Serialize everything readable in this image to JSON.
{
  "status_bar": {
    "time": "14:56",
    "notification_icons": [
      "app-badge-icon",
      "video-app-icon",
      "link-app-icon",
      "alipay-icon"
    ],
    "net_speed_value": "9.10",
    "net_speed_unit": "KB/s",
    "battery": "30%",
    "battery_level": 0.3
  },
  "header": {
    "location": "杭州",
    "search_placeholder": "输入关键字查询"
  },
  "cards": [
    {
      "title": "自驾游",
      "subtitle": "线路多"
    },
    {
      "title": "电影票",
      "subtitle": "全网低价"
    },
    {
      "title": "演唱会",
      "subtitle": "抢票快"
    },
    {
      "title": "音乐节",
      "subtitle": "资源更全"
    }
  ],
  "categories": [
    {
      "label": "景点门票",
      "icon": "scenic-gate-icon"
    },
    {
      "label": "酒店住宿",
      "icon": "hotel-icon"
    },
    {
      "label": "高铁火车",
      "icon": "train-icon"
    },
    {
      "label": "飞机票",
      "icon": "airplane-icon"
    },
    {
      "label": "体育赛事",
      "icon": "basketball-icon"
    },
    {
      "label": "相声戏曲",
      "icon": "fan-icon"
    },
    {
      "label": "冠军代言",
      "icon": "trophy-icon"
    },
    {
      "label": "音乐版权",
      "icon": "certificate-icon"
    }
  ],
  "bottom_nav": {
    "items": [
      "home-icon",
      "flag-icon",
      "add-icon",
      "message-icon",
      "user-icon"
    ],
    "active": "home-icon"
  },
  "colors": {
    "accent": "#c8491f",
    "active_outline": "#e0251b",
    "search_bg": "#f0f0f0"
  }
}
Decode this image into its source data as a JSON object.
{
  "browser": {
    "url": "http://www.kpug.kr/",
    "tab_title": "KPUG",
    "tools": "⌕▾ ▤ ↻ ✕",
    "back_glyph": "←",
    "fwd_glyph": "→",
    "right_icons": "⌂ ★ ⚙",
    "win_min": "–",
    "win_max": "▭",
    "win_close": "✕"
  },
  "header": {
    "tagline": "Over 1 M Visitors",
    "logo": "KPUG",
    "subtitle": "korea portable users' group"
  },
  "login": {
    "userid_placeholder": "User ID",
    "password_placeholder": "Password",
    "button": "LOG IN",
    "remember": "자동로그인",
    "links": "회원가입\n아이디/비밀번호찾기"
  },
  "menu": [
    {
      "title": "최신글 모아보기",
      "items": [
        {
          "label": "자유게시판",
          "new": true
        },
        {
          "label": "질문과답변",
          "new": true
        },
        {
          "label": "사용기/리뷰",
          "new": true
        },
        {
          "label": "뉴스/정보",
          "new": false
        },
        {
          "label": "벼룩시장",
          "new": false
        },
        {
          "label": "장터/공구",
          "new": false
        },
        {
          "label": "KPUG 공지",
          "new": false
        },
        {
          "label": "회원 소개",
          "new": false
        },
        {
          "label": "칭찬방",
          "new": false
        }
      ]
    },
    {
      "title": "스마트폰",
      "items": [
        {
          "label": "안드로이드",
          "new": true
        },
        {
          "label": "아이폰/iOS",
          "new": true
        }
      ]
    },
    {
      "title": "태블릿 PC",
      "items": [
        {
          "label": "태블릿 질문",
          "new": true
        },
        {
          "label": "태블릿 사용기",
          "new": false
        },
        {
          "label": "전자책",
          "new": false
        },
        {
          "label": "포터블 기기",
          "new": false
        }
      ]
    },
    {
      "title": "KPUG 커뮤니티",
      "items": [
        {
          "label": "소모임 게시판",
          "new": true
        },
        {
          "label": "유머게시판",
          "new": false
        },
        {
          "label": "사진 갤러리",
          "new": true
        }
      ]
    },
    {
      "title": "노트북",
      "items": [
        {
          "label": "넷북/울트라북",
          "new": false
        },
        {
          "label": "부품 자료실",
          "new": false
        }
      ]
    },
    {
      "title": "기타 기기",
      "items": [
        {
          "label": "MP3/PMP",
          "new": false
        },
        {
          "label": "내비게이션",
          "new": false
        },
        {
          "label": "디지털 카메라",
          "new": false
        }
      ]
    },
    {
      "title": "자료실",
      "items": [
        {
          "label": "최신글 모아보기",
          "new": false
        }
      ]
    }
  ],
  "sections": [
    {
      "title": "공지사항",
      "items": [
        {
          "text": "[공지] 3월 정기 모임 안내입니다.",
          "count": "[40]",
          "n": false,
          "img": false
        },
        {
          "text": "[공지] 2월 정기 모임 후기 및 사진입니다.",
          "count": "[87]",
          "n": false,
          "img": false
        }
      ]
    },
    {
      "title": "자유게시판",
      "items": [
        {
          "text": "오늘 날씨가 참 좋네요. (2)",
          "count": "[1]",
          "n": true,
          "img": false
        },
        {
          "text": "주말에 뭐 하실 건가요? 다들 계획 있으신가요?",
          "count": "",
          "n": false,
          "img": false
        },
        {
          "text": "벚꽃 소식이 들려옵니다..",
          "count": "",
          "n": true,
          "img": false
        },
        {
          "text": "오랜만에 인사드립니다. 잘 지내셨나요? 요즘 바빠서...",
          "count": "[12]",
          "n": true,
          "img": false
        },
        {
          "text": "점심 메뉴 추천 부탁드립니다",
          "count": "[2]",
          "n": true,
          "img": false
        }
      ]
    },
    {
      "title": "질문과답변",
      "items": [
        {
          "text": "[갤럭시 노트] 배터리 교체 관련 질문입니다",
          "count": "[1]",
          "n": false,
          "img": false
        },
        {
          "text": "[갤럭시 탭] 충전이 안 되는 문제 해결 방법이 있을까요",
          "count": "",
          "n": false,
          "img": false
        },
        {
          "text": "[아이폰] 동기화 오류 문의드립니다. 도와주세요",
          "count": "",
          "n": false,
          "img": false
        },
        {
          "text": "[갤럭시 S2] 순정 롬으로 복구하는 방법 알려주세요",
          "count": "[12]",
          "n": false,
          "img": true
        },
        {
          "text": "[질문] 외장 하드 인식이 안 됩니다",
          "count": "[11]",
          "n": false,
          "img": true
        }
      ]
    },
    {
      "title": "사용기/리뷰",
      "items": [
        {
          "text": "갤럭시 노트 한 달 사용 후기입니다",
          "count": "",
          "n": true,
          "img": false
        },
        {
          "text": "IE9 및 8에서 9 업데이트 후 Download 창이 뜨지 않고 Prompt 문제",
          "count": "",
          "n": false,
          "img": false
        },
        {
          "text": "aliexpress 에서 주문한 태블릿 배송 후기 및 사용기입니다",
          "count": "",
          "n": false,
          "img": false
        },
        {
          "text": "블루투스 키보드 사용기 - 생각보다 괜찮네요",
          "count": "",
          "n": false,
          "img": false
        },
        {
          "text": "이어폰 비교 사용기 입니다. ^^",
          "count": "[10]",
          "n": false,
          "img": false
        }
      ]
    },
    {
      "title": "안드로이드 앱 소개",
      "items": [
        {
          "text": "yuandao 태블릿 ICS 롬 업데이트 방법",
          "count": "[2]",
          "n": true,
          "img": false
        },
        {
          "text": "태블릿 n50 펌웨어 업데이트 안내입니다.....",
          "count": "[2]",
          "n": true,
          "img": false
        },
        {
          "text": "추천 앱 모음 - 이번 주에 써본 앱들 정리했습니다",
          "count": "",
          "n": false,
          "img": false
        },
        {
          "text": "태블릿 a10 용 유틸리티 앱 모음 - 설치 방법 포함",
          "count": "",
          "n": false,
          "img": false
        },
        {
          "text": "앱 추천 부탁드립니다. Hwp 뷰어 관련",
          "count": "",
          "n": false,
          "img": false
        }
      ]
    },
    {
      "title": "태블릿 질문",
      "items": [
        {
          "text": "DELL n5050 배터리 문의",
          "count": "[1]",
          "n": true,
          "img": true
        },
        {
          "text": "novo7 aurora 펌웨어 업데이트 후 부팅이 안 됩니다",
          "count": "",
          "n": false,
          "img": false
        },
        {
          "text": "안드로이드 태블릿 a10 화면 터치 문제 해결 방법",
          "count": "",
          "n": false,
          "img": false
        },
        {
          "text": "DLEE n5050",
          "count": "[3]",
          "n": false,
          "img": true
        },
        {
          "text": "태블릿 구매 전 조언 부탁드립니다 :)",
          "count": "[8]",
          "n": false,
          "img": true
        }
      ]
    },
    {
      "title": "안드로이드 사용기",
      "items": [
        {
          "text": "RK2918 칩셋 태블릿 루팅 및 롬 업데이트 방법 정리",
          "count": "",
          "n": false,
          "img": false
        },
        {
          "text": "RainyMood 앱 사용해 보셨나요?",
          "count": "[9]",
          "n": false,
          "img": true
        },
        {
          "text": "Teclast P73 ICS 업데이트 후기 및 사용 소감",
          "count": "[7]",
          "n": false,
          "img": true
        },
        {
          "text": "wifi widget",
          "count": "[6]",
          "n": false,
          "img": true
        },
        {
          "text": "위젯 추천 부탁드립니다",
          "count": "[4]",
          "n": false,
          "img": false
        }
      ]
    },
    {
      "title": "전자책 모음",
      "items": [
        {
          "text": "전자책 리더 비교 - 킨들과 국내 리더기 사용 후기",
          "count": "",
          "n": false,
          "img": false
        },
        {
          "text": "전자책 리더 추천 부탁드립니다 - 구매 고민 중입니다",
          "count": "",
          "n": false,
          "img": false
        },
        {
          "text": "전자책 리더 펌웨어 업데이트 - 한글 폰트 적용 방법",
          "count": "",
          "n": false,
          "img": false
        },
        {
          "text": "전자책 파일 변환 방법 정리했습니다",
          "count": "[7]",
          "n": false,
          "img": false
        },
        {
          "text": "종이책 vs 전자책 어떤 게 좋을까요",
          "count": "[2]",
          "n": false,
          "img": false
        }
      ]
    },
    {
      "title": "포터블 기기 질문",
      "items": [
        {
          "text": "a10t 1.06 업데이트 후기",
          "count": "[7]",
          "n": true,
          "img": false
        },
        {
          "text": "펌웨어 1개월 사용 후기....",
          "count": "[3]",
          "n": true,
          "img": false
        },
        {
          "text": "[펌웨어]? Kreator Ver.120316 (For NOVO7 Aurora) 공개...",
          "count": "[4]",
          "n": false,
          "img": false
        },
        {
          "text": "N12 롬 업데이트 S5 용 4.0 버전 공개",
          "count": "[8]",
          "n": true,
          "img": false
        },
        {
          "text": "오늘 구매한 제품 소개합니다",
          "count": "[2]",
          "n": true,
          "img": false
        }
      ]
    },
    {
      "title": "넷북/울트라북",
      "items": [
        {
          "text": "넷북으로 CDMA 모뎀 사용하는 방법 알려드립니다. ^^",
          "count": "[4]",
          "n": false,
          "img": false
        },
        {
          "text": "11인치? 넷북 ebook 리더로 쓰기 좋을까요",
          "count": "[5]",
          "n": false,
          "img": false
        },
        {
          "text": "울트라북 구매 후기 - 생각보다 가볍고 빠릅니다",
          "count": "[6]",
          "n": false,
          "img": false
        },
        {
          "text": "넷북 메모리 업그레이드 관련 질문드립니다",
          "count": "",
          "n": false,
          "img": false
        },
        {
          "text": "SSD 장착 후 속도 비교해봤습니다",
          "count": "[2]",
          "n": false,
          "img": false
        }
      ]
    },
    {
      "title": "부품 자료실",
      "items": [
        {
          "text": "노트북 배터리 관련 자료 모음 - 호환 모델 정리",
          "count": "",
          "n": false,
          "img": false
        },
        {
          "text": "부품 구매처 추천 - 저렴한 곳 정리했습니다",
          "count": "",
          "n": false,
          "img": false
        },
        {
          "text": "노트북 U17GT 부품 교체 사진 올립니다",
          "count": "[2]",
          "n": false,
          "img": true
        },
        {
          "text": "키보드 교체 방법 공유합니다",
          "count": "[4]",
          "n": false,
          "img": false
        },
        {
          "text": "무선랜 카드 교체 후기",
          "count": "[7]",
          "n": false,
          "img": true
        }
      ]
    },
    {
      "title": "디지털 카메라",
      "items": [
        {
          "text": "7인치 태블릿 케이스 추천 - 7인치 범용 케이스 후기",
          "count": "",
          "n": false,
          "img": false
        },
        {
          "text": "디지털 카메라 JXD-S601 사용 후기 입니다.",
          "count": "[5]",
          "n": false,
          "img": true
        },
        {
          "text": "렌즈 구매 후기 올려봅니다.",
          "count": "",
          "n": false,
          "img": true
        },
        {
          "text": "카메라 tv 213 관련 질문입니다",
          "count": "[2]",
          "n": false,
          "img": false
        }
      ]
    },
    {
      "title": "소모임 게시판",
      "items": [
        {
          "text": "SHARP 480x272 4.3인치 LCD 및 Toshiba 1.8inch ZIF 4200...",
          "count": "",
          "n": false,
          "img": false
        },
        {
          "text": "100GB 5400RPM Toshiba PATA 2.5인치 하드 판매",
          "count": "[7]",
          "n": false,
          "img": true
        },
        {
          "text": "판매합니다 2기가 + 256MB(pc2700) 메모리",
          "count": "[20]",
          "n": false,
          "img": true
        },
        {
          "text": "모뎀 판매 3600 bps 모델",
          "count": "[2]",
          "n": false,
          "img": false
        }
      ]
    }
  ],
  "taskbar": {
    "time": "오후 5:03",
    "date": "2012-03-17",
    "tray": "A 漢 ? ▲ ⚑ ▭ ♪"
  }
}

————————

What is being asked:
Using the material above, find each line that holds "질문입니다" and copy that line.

Task answer:
          "text": "[갤럭시 노트] 배터리 교체 관련 질문입니다",
          "text": "카메라 tv 213 관련 질문입니다",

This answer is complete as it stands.